SUPPLIED RECORDS:
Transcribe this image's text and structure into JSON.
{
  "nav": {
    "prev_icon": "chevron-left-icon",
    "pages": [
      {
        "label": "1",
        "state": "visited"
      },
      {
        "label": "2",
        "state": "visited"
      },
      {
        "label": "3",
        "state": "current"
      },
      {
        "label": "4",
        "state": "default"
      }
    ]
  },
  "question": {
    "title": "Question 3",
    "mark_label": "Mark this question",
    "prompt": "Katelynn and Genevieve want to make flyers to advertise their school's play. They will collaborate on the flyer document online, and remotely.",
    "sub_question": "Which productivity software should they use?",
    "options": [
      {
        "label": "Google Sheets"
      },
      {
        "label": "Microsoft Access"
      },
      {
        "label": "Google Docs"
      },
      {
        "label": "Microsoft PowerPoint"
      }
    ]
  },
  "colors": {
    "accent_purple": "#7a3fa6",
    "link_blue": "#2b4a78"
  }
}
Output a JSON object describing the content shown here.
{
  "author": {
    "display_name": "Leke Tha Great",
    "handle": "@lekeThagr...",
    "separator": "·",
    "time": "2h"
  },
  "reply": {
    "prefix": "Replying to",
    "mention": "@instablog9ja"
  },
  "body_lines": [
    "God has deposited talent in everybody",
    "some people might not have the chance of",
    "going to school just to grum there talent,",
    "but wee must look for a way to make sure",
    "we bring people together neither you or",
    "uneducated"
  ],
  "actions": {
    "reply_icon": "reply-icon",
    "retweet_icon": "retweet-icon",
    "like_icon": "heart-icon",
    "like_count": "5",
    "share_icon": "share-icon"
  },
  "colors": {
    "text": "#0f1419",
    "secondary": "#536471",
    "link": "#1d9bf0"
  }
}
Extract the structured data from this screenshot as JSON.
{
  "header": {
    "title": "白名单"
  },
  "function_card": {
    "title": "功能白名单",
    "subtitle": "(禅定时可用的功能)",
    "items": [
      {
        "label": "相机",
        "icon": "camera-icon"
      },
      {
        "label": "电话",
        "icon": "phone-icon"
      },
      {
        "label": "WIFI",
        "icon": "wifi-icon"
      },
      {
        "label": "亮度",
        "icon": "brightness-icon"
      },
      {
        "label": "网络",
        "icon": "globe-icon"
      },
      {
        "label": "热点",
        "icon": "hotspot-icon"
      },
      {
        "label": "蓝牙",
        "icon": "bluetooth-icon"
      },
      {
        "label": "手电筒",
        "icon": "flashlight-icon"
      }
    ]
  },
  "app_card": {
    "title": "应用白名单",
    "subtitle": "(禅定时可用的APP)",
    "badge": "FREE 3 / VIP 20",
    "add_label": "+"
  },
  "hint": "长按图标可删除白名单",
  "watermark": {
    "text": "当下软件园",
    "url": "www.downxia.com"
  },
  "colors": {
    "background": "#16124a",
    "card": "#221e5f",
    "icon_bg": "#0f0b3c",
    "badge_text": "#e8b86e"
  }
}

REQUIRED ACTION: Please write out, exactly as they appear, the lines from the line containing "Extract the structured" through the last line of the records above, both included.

WRITTEN SOLUTION:
Extract the structured data from this screenshot as JSON.
{
  "header": {
    "title": "白名单"
  },
  "function_card": {
    "title": "功能白名单",
    "subtitle": "(禅定时可用的功能)",
    "items": [
      {
        "label": "相机",
        "icon": "camera-icon"
      },
      {
        "label": "电话",
        "icon": "phone-icon"
      },
      {
        "label": "WIFI",
        "icon": "wifi-icon"
      },
      {
        "label": "亮度",
        "icon": "brightness-icon"
      },
      {
        "label": "网络",
        "icon": "globe-icon"
      },
      {
        "label": "热点",
        "icon": "hotspot-icon"
      },
      {
        "label": "蓝牙",
        "icon": "bluetooth-icon"
      },
      {
        "label": "手电筒",
        "icon": "flashlight-icon"
      }
    ]
  },
  "app_card": {
    "title": "应用白名单",
    "subtitle": "(禅定时可用的APP)",
    "badge": "FREE 3 / VIP 20",
    "add_label": "+"
  },
  "hint": "长按图标可删除白名单",
  "watermark": {
    "text": "当下软件园",
    "url": "www.downxia.com"
  },
  "colors": {
    "background": "#16124a",
    "card": "#221e5f",
    "icon_bg": "#0f0b3c",
    "badge_text": "#e8b86e"
  }
}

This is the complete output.